BEGIN RECORDED INFORMATION

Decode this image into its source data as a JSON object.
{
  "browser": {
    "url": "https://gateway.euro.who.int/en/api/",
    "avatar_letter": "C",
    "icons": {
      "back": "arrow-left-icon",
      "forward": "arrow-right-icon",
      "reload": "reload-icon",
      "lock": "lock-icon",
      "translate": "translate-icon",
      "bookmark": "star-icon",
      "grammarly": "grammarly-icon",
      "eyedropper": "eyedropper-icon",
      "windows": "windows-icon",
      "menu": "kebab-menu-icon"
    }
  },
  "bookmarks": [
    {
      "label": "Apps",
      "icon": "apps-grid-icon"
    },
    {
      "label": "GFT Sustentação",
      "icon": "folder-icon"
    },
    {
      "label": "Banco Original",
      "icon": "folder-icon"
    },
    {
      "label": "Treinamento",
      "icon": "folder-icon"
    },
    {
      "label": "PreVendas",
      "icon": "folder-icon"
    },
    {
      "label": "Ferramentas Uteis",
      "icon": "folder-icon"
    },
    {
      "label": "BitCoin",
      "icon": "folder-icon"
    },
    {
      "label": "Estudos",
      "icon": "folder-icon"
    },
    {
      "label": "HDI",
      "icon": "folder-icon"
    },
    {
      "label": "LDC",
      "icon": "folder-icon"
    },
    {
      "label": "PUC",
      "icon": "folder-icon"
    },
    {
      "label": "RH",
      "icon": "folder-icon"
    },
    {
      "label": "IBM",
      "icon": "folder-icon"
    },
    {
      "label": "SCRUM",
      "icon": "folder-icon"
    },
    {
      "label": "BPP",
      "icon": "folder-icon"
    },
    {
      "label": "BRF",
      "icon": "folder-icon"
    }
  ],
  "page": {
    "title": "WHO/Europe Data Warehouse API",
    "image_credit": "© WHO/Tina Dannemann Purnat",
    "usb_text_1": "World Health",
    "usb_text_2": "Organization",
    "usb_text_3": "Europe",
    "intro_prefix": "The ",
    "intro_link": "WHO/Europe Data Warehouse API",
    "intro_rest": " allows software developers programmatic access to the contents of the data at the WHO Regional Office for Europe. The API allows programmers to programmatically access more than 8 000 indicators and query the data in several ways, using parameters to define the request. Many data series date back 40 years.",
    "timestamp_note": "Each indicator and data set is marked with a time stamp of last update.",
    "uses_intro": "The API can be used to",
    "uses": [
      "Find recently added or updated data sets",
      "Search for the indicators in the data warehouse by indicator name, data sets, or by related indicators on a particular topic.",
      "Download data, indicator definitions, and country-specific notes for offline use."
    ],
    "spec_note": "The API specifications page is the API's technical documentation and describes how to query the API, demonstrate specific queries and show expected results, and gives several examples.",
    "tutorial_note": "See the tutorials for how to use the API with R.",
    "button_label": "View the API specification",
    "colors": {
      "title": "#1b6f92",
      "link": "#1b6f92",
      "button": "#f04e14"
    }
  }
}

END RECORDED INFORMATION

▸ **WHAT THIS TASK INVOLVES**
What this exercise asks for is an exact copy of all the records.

▸ **ANSWER TO THE PROBLEM**
Decode this image into its source data as a JSON object.
{
  "browser": {
    "url": "https://gateway.euro.who.int/en/api/",
    "avatar_letter": "C",
    "icons": {
      "back": "arrow-left-icon",
      "forward": "arrow-right-icon",
      "reload": "reload-icon",
      "lock": "lock-icon",
      "translate": "translate-icon",
      "bookmark": "star-icon",
      "grammarly": "grammarly-icon",
      "eyedropper": "eyedropper-icon",
      "windows": "windows-icon",
      "menu": "kebab-menu-icon"
    }
  },
  "bookmarks": [
    {
      "label": "Apps",
      "icon": "apps-grid-icon"
    },
    {
      "label": "GFT Sustentação",
      "icon": "folder-icon"
    },
    {
      "label": "Banco Original",
      "icon": "folder-icon"
    },
    {
      "label": "Treinamento",
      "icon": "folder-icon"
    },
    {
      "label": "PreVendas",
      "icon": "folder-icon"
    },
    {
      "label": "Ferramentas Uteis",
      "icon": "folder-icon"
    },
    {
      "label": "BitCoin",
      "icon": "folder-icon"
    },
    {
      "label": "Estudos",
      "icon": "folder-icon"
    },
    {
      "label": "HDI",
      "icon": "folder-icon"
    },
    {
      "label": "LDC",
      "icon": "folder-icon"
    },
    {
      "label": "PUC",
      "icon": "folder-icon"
    },
    {
      "label": "RH",
      "icon": "folder-icon"
    },
    {
      "label": "IBM",
      "icon": "folder-icon"
    },
    {
      "label": "SCRUM",
      "icon": "folder-icon"
    },
    {
      "label": "BPP",
      "icon": "folder-icon"
    },
    {
      "label": "BRF",
      "icon": "folder-icon"
    }
  ],
  "page": {
    "title": "WHO/Europe Data Warehouse API",
    "image_credit": "© WHO/Tina Dannemann Purnat",
    "usb_text_1": "World Health",
    "usb_text_2": "Organization",
    "usb_text_3": "Europe",
    "intro_prefix": "The ",
    "intro_link": "WHO/Europe Data Warehouse API",
    "intro_rest": " allows software developers programmatic access to the contents of the data at the WHO Regional Office for Europe. The API allows programmers to programmatically access more than 8 000 indicators and query the data in several ways, using parameters to define the request. Many data series date back 40 years.",
    "timestamp_note": "Each indicator and data set is marked with a time stamp of last update.",
    "uses_intro": "The API can be used to",
    "uses": [
      "Find recently added or updated data sets",
      "Search for the indicators in the data warehouse by indicator name, data sets, or by related indicators on a particular topic.",
      "Download data, indicator definitions, and country-specific notes for offline use."
    ],
    "spec_note": "The API specifications page is the API's technical documentation and describes how to query the API, demonstrate specific queries and show expected results, and gives several examples.",
    "tutorial_note": "See the tutorials for how to use the API with R.",
    "button_label": "View the API specification",
    "colors": {
      "title": "#1b6f92",
      "link": "#1b6f92",
      "button": "#f04e14"
    }
  }
}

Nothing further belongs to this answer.